● DIRECTIONS:
Hunt through the entries for the word "data" and copy each line in which it appears.

(App and web page records)
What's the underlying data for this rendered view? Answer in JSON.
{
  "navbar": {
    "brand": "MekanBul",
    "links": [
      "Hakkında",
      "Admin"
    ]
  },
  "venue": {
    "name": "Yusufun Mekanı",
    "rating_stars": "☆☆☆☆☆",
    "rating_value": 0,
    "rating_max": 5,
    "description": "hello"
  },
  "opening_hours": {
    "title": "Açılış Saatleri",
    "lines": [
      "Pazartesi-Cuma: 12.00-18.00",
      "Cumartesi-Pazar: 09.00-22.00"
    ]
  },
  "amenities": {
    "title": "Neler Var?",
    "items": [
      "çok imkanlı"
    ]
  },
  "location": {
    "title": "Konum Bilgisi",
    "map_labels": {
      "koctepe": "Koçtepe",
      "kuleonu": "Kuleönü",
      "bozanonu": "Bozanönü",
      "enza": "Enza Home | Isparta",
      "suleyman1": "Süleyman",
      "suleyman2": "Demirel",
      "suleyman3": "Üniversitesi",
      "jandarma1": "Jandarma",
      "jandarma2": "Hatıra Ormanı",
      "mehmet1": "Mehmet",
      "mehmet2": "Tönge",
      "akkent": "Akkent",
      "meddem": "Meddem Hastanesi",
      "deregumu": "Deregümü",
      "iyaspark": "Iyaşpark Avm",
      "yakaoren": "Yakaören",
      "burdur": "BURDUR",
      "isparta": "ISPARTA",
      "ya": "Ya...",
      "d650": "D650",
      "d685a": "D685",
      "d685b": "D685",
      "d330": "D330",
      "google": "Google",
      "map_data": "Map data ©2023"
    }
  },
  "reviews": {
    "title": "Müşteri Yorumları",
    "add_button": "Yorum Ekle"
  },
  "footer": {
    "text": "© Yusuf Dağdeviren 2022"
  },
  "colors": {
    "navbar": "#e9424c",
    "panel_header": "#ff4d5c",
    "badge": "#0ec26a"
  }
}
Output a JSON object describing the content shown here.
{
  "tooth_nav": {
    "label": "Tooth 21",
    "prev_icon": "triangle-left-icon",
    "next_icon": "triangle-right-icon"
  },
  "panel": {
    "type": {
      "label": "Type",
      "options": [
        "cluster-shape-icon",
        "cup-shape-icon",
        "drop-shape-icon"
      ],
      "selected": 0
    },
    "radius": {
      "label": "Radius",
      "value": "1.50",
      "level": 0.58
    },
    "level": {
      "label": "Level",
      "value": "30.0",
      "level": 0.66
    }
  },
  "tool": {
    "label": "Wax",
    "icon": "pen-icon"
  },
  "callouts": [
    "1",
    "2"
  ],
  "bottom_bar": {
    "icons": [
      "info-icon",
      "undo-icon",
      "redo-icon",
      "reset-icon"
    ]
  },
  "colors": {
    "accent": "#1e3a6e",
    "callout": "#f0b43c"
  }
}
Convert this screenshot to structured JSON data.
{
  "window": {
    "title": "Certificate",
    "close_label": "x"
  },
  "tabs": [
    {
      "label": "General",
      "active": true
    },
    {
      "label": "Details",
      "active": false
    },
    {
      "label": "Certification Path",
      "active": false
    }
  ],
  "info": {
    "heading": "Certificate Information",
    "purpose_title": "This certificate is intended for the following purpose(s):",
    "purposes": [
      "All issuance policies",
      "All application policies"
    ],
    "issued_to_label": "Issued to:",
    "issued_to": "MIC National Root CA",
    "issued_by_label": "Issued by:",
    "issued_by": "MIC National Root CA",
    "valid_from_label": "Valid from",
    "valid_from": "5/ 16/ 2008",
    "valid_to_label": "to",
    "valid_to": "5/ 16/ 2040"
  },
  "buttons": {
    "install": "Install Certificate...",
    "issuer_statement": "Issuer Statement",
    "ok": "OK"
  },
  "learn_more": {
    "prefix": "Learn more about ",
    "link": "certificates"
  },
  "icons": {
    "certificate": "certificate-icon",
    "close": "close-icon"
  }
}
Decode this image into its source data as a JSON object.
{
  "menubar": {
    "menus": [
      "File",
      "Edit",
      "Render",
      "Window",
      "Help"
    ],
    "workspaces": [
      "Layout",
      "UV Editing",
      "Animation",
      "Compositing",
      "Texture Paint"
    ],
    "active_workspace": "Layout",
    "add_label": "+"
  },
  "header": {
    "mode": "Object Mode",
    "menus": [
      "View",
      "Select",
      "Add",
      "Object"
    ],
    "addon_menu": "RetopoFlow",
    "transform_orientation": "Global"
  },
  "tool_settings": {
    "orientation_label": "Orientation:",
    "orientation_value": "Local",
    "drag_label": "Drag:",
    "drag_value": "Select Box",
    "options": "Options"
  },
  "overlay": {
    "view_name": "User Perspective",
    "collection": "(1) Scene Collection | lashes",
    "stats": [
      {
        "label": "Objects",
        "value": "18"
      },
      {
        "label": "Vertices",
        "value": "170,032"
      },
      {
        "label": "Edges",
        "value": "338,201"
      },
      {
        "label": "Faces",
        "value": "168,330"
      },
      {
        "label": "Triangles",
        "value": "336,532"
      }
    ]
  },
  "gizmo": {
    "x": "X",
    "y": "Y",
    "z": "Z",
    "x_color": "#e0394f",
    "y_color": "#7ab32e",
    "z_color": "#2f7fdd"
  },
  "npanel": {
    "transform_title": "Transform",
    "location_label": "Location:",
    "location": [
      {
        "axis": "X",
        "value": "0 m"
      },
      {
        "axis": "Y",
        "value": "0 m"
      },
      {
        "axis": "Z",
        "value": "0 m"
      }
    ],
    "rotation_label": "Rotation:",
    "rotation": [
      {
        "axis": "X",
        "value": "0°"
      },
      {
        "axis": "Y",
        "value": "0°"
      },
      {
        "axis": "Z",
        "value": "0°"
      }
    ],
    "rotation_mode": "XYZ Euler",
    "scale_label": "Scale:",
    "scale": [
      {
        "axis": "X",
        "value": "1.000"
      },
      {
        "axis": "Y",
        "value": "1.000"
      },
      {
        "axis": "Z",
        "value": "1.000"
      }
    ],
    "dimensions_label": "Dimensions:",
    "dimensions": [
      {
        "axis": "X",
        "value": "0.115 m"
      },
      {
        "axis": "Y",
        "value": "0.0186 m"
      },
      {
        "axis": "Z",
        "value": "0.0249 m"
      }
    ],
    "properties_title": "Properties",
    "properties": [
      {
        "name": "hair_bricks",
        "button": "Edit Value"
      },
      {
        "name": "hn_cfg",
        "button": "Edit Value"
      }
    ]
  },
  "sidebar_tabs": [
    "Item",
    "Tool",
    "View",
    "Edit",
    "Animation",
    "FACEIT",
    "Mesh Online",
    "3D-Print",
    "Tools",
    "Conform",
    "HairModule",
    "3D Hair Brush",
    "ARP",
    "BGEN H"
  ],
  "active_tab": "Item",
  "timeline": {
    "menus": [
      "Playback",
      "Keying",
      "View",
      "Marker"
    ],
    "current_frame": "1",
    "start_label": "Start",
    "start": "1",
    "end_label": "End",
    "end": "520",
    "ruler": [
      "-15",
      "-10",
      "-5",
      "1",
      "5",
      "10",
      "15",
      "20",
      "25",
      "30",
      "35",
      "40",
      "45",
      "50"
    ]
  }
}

● RESPONSE BOX:
What's the underlying data for this rendered view? Answer in JSON.
      "map_data": "Map data ©2023"
Convert this screenshot to structured JSON data.
Decode this image into its source data as a JSON object.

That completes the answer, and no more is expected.